(Task statement):
Each line of the data below goes into the copy exactly; pictures do not.

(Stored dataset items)
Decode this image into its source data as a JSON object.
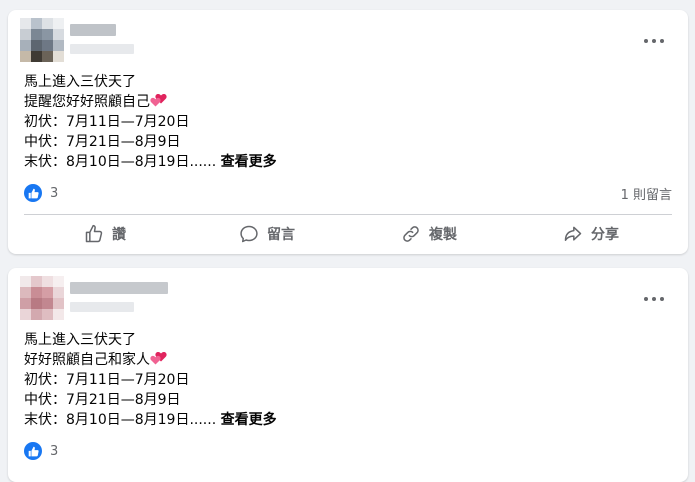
{
  "posts": [
    {
      "lines": [
        "馬上進入三伏天了",
        "提醒您好好照顧自己",
        "初伏：7月11日—7月20日",
        "中伏：7月21日—8月9日"
      ],
      "last_line": "末伏：8月10日—8月19日......",
      "see_more": "查看更多",
      "like_count": "3",
      "comment_count": "1 則留言"
    },
    {
      "lines": [
        "馬上進入三伏天了",
        "好好照顧自己和家人",
        "初伏：7月11日—7月20日",
        "中伏：7月21日—8月9日"
      ],
      "last_line": "末伏：8月10日—8月19日......",
      "see_more": "查看更多",
      "like_count": "3"
    }
  ],
  "actions": {
    "like": "讚",
    "comment": "留言",
    "copy": "複製",
    "share": "分享"
  },
  "icons": {
    "more": "more-horizontal-icon",
    "like_reaction": "like-reaction-icon",
    "heart": "two-hearts-emoji",
    "like": "thumbs-up-icon",
    "comment": "comment-bubble-icon",
    "copy": "link-icon",
    "share": "share-arrow-icon"
  }
}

(Answer space):
Decode this image into its source data as a JSON object.
{
  "posts": [
    {
      "lines": [
        "馬上進入三伏天了",
        "提醒您好好照顧自己",
        "初伏：7月11日—7月20日",
        "中伏：7月21日—8月9日"
      ],
      "last_line": "末伏：8月10日—8月19日......",
      "see_more": "查看更多",
      "like_count": "3",
      "comment_count": "1 則留言"
    },
    {
      "lines": [
        "馬上進入三伏天了",
        "好好照顧自己和家人",
        "初伏：7月11日—7月20日",
        "中伏：7月21日—8月9日"
      ],
      "last_line": "末伏：8月10日—8月19日......",
      "see_more": "查看更多",
      "like_count": "3"
    }
  ],
  "actions": {
    "like": "讚",
    "comment": "留言",
    "copy": "複製",
    "share": "分享"
  },
  "icons": {
    "more": "more-horizontal-icon",
    "like_reaction": "like-reaction-icon",
    "heart": "two-hearts-emoji",
    "like": "thumbs-up-icon",
    "comment": "comment-bubble-icon",
    "copy": "link-icon",
    "share": "share-arrow-icon"
  }
}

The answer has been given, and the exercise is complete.